* **Data shown**
══════

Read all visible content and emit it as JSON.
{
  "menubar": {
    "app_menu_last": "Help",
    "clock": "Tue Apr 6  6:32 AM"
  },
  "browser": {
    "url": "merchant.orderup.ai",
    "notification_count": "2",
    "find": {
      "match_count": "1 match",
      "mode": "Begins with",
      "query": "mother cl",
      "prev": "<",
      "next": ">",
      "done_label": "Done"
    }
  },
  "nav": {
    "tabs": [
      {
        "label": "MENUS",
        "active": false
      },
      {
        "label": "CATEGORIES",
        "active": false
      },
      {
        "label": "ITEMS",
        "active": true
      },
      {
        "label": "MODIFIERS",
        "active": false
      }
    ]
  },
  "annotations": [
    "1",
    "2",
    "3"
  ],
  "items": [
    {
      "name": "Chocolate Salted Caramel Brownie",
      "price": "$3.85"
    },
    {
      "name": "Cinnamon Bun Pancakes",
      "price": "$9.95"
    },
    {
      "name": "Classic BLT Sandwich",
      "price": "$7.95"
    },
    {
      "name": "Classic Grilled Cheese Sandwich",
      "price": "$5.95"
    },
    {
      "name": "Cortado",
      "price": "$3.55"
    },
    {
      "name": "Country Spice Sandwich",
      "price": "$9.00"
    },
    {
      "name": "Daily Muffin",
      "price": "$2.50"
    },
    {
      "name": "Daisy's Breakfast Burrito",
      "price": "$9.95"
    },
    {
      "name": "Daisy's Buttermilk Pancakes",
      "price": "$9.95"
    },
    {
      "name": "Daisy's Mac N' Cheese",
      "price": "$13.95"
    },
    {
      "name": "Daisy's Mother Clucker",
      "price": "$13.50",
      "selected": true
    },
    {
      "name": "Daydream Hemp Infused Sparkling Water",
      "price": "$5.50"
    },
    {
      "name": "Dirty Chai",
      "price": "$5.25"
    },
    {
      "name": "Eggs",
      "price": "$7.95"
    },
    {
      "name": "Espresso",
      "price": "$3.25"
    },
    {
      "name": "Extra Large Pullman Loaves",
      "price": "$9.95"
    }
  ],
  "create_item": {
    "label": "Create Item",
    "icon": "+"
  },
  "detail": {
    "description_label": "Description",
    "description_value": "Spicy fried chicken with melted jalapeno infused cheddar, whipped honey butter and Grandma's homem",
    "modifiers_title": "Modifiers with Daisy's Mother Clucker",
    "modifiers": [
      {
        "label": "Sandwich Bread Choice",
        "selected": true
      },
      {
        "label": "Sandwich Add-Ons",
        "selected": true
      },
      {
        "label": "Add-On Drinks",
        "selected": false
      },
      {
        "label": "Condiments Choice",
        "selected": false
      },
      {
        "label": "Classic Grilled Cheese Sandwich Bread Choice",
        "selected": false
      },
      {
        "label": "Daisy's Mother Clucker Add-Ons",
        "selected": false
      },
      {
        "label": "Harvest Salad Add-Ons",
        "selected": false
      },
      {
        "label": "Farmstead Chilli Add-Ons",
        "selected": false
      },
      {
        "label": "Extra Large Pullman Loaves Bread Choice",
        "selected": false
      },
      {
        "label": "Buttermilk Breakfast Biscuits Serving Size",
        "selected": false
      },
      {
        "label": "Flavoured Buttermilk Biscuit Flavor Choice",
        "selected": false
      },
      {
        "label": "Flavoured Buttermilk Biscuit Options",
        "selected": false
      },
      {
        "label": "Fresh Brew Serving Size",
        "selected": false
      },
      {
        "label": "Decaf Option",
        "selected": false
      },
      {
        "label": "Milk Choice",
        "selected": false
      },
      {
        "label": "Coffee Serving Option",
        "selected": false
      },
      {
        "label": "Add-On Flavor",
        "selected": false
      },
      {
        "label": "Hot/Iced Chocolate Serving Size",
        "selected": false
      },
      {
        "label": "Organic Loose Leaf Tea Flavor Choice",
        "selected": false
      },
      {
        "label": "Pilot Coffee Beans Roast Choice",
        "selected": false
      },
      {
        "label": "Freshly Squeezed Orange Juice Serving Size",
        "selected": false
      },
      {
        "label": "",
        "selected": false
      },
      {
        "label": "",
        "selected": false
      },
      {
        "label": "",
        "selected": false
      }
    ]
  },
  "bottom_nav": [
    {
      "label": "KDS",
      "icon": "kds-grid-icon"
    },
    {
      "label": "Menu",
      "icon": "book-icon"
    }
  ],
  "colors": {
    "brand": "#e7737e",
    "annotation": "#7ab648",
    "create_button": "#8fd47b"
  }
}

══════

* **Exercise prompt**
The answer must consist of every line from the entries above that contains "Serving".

* **Response to the exercise**
        "label": "Buttermilk Breakfast Biscuits Serving Size",
        "label": "Fresh Brew Serving Size",
        "label": "Coffee Serving Option",
        "label": "Hot/Iced Chocolate Serving Size",
        "label": "Freshly Squeezed Orange Juice Serving Size",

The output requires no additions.